Rethinking the layout

Creating a light, bright environment is challenging for healthcare buildings which require closed rooms and privacy, but the physical act of having to descend underground to receive treatment does nothing to expel a patient’s anxiety. This seemed like the obvious first step when rethinking the layout.

Integrated into the radiotherapy rooms ceilings are light installations forming a colourful kaleidoscope of patterns, designed by the Swedish artist Aleksandra Stratimirovic.

Centrally located in the southern university town of Lund, Sweden, the Radiation Therapy Centre has become a vivid landmark due to the colourful mosaic cladding in various nuances of shimmering glass. This seemingly light façade cleverly conceals the complexity and challenges of construction. Areas of new building in thick concrete seamlessly share a new entrance that link to the older clinic next door.

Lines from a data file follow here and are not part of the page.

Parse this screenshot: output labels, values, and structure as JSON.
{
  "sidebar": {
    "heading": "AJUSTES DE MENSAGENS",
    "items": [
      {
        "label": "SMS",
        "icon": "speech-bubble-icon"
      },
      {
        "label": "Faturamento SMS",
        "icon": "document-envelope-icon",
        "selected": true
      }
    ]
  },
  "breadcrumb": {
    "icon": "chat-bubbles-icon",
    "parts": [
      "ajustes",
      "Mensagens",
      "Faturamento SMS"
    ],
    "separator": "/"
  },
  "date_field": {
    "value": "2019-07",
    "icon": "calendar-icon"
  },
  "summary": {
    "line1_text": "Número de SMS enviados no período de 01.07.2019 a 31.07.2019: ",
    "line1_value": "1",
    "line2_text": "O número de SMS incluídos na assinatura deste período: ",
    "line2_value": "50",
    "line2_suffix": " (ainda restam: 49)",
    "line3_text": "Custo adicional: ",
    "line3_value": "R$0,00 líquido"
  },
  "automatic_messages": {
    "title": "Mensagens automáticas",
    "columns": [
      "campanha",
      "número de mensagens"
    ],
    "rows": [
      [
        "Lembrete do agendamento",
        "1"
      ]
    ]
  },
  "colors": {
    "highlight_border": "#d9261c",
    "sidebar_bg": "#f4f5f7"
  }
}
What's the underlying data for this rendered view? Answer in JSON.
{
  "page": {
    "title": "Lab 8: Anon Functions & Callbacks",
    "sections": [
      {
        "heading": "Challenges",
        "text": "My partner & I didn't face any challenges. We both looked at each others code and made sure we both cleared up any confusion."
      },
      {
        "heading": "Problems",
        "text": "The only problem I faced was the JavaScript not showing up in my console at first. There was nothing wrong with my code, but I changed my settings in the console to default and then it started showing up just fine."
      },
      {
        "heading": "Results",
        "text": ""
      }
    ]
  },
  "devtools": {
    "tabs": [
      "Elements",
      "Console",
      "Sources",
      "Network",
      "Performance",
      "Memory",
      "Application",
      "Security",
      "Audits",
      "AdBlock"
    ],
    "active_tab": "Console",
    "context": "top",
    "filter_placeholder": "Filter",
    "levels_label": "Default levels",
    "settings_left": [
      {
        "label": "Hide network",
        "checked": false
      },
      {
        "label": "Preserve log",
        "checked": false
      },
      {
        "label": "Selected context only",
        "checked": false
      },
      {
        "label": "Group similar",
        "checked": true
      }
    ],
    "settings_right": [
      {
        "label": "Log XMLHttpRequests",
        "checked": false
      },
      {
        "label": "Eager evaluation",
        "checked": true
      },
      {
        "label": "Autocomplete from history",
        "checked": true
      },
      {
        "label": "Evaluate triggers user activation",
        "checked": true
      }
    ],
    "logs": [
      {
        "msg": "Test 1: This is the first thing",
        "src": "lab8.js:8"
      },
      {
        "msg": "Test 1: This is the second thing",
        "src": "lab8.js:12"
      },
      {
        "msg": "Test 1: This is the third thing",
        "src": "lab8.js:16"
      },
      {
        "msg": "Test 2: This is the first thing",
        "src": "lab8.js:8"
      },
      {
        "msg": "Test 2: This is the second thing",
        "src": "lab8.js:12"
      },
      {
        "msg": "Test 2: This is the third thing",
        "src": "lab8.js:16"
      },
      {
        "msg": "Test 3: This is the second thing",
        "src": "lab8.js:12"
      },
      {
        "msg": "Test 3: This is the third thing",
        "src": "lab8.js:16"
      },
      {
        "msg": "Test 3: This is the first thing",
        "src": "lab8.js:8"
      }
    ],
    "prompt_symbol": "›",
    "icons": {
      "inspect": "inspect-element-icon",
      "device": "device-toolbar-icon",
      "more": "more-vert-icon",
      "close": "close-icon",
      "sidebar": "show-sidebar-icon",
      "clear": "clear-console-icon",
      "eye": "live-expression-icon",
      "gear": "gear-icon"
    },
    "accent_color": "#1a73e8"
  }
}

Contact & Team

Per Berg
Kjell Nyberg
Ulrika Connheim
Anneli Wihlborg
Helena Hirvonen
Ia Belfrage
Marthe Myrvoll
Abbas Fathi
Anna-Karin Jägare
Martin Vozzi
Markus Magnusson
Birgit Löfkvist
Katarina Rasmusson
Cecilia Spannel
Anneli Håkansson
Peter Eklund